State highway officials are planning to delay by at least a year the expansion of the Highways 83 and 16 interchange because of highway repair and reconstruction spending cuts in the recently adopted 2015-17 state biennial budget. 
The announcement of a delay in the construction of such a large project — this one is estimated at $7.5 million to nearly $10 million — sometimes will prompt howls of protest from local officials, but that is not the case this time. 
Some Delafield officials have been highly critical of the project, arguing that it is too big and too expensive considering the existing interchange is barely six years old.
This is not the first time that exurbanites west of Milwaukee have worked to put the brakes on runaway WisDOT spending, and a federal court has found some of these arguments compelling.

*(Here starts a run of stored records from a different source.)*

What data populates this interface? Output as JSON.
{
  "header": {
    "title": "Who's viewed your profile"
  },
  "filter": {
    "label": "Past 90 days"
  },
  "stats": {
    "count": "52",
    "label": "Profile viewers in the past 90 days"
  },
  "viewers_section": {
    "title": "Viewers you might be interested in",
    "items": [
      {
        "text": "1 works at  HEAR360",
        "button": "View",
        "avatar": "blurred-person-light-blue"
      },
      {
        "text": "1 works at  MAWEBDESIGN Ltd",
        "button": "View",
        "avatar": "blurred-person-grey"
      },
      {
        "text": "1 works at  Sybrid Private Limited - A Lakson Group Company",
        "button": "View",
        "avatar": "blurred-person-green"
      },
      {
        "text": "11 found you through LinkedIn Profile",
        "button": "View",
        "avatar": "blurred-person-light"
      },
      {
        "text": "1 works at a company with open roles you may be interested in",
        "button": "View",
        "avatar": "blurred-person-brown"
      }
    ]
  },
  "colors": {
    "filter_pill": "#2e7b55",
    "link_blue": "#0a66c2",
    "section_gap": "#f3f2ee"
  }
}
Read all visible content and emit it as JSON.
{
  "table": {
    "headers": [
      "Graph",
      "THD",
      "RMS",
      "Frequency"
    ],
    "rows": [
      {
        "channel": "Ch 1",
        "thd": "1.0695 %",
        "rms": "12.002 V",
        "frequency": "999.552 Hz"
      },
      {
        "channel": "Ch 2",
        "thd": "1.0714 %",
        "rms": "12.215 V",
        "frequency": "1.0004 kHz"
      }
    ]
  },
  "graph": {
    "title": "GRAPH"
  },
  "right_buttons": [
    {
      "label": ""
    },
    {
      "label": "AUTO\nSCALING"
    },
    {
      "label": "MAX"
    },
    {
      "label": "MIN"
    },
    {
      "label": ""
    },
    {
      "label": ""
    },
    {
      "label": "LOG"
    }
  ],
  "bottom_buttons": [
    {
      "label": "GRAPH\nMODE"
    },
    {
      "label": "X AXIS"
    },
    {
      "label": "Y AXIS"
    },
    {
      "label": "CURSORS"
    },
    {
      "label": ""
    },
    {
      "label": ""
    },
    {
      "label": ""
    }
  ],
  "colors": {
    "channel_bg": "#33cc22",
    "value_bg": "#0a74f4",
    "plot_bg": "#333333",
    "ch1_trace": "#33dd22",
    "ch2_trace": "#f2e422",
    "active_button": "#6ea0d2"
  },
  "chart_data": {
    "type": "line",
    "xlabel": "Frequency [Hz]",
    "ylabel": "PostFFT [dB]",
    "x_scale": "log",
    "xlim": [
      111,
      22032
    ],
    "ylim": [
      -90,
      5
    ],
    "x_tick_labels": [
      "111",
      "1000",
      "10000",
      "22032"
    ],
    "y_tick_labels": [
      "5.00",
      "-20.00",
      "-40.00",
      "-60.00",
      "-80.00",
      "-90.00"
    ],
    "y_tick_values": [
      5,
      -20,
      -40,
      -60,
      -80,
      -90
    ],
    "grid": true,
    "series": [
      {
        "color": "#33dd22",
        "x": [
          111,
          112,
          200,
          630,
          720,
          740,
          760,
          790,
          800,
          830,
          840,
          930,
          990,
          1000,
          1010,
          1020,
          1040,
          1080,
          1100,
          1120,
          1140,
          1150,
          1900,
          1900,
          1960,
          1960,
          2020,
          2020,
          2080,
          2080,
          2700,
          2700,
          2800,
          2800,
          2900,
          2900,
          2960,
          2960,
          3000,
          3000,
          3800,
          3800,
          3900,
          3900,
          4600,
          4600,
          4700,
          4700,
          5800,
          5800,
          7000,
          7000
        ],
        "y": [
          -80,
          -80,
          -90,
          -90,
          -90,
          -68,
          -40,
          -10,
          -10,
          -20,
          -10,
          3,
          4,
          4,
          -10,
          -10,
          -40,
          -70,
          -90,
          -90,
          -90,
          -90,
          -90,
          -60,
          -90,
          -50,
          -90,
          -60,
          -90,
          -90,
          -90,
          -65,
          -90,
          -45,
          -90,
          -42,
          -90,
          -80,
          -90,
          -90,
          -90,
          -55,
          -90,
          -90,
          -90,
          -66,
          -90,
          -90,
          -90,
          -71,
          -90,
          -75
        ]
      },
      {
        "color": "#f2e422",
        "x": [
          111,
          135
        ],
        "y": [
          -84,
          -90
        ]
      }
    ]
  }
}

Lobbyists, others can learn how to "navigate through the Governor's Office"

The Association of Wisconsin Lobbyists - - website, here - - has scheduled a session for members ($35) and non-members ($55) with five senior Walker staffers "designed to help you navigate through the Governor's Office."

AWL Governor Senior Staff Speaker Series

  • 19 Nov 2015
  • 3:30 PM - 6:00 PM
  • Madison Club